If you missed this play presented and performed so capably by the “12 Baywood” players mentioned above, then you missed a tremendously entertaining show. The other three people who accompanied my wife and I thought that the entire show experience was outstanding.

Paul Cafferty

Quitman, Arkansas

Opiods aren't always an addiction

Dear Editor,
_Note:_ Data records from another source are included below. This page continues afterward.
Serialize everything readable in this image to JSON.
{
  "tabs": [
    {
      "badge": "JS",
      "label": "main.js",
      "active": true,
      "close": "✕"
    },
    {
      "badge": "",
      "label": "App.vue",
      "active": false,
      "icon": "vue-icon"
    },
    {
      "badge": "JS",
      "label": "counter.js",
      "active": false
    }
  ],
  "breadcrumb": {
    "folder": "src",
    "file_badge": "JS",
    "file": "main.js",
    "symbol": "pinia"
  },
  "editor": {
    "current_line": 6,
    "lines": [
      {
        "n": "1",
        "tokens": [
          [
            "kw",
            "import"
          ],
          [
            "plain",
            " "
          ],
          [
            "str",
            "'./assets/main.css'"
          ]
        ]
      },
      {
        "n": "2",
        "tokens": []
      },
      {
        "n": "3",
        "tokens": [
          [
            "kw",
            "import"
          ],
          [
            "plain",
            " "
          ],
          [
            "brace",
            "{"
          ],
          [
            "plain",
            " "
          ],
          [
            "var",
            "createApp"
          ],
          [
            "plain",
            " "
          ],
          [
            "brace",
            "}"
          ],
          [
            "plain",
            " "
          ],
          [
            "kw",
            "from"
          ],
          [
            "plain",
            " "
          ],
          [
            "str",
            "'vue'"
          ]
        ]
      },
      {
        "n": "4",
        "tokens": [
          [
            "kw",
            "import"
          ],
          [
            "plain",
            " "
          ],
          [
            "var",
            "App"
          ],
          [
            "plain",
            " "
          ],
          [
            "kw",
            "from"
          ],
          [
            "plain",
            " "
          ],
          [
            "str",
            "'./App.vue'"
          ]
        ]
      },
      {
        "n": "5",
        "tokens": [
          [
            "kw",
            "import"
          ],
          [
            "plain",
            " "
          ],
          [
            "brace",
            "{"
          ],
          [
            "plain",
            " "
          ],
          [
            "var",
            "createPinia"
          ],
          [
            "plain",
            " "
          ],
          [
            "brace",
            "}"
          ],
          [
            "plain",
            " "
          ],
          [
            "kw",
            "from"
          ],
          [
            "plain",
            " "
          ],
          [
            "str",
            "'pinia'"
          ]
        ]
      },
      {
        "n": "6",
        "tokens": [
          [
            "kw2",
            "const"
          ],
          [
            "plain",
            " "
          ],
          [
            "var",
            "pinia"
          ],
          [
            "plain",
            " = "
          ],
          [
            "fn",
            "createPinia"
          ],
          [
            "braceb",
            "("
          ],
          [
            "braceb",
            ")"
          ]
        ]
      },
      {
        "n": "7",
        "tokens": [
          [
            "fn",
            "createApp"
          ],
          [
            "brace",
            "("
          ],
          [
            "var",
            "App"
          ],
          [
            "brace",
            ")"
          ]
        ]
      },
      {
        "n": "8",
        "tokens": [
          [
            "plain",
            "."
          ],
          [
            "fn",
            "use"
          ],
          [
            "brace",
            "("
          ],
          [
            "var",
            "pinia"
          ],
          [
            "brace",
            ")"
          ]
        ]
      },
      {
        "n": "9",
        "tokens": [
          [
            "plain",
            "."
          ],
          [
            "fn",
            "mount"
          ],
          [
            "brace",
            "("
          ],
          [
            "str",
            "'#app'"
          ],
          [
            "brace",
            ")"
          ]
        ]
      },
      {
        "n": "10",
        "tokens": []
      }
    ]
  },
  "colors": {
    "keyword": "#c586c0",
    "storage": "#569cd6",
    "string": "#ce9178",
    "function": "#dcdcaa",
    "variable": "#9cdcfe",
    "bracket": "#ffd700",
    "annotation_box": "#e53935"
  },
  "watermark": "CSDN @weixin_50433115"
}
I disagree with the column on opioids. Not all people get addicted. I’m not addicted to them. I’m a strong willed person, I just need them to get through the day. I don’t take morphine or methadone or smoke weed. Likes been on the news. But people with medical problems should get what they need. I don’t want to resort to smoking weed to get pain relief. I’d love to go walking hand in hand in Spring Park with my husband. Instead of him having to push me in a wheelchair. Not everyone has an addiction (I don’t) I’m sure there’s other people that’s not addicted. So all of you people who are in the high offices trying to take them away. (Stop). What if was your parents, children and they took them. I wish everyone good health and maybe you’ll never need a opioid your trying to take away. But I need my pain pills. Good health to you all.

Shelba Rodgers

Heber Springs